# Your task
Scan the material and copy out each line where the word "name" occurs.

'''

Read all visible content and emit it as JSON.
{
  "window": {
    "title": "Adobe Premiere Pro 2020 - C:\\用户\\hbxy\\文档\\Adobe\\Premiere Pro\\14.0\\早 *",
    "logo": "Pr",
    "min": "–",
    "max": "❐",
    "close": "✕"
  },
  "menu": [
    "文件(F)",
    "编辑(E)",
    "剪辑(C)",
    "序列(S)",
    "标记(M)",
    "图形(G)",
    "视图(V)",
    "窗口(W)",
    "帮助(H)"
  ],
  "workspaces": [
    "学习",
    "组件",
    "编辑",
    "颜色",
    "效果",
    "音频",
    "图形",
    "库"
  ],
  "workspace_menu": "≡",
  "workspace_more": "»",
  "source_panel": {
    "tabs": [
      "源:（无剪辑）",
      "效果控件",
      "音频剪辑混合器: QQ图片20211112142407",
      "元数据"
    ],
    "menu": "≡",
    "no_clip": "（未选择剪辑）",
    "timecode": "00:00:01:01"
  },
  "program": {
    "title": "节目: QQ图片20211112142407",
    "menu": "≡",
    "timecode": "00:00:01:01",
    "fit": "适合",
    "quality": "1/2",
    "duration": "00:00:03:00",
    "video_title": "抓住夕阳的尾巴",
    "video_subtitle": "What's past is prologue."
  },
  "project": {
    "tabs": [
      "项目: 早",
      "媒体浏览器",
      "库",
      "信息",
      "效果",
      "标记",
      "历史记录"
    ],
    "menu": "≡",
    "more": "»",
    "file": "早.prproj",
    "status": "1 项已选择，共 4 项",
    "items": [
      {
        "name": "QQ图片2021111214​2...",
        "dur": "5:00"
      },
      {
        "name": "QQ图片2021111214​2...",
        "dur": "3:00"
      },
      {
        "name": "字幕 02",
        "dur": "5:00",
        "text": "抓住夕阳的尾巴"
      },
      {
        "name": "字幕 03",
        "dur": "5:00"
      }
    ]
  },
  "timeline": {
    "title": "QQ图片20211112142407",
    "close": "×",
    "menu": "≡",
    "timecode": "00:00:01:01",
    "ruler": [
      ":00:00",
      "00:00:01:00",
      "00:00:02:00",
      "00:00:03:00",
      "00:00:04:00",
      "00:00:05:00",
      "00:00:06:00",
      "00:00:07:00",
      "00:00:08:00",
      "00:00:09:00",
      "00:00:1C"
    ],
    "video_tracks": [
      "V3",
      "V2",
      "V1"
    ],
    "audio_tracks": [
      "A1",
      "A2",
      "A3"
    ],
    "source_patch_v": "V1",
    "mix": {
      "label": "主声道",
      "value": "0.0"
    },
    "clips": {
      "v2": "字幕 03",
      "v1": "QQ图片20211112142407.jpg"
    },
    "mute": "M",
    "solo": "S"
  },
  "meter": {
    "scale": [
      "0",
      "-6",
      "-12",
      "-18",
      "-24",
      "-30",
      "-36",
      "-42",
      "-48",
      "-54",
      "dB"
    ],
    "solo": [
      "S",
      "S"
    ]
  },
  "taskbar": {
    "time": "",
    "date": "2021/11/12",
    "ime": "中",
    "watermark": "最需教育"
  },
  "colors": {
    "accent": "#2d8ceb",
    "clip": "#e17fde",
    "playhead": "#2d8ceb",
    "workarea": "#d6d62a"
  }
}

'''

# The completed task
        "name": "QQ图片2021111214​2...",
        "name": "QQ图片2021111214​2...",
        "name": "字幕 02",
        "name": "字幕 03",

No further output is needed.